- _DESCRIPTION OF THE TASK_: Out of the entries that follow, copy each line containing "value".
****
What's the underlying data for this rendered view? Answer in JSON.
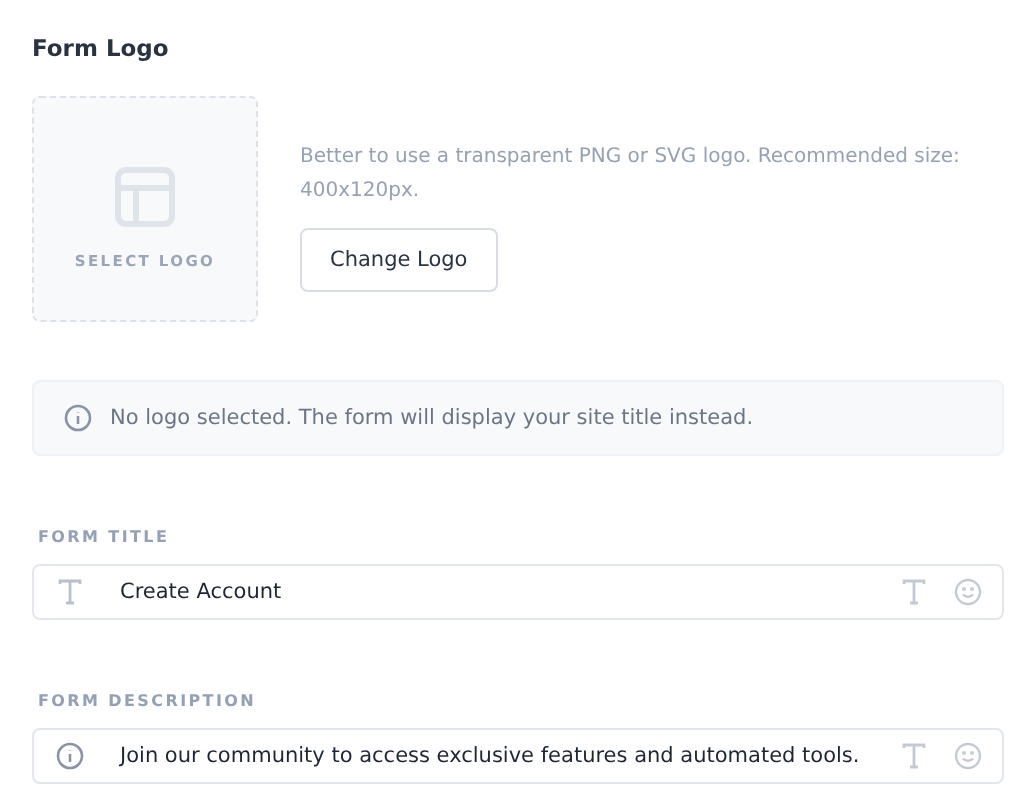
{
  "section_title": "Form Logo",
  "logo_picker": {
    "label": "SELECT LOGO"
  },
  "hint": "Better to use a transparent PNG or SVG logo. Recommended size: 400x120px.",
  "change_button": "Change Logo",
  "notice": "No logo selected. The form will display your site title instead.",
  "fields": [
    {
      "label": "FORM TITLE",
      "kind": "text",
      "value": "Create Account"
    },
    {
      "label": "FORM DESCRIPTION",
      "kind": "info",
      "value": "Join our community to access exclusive features and automated tools."
    }
  ]
}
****
- _OUTPUT OF THE EXERCISE_:
      "value": "Create Account"
      "value": "Join our community to access exclusive features and automated tools."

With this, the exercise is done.